U.S. gay activist Daniel Villarreal wrote in a 2011 piece that pushing “anti-bullying programs or social studies classes that teach kids about the historical contributions of famous queers” is to “deliberately educate children to accept queer sexuality as normal.”

“We want educators to teach future generations of children to accept queer sexuality. In fact, our very future depends on it. Recruiting children? You bet we are,” he added.

Ontario Education Minister Liz Sandals congratulated the girls for receiving the award.

“I would like to congratulate Quinn Maloney-Tavares and Polly Hamilton on the receipt of an award from the Canadian Centre for Gender and Diversity,” Sandals said in the email obtained by the Ottawa Citizen. “In Ontario, we believe in a safe and inclusive school environment where all students feel safe and accepted, and I’m proud to see these students putting this belief into practice,” she added.

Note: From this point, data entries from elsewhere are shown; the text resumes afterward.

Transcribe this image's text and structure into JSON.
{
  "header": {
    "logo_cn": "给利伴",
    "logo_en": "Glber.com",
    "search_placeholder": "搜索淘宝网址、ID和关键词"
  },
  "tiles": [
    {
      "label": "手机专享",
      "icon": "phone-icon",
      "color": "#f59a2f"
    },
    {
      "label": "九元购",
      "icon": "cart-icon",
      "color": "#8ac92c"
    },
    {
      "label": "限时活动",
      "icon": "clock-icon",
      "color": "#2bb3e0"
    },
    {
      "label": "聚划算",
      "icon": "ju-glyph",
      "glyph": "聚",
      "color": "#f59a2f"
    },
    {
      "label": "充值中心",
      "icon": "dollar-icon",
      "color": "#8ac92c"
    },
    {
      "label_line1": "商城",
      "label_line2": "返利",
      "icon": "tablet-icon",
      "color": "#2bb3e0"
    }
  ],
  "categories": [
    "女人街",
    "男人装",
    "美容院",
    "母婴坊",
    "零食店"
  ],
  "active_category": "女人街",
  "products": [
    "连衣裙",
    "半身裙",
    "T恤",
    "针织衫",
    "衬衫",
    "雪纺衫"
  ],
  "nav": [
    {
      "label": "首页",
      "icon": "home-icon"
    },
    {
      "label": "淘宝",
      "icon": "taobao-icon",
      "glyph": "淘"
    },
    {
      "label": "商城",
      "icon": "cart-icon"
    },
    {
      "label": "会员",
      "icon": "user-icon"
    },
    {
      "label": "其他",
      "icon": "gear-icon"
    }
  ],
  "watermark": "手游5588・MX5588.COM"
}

The CCGSD will be hosting its first annual conference for Ontario educators next month on implementing the Accepting Schools Act, the legislation that forced GSAs into Catholic schools. Liz Sandals will be giving the keynote. The conference aims at providing educators, administrators, and staff with “practical tools to ensure a safer climate” in their schools.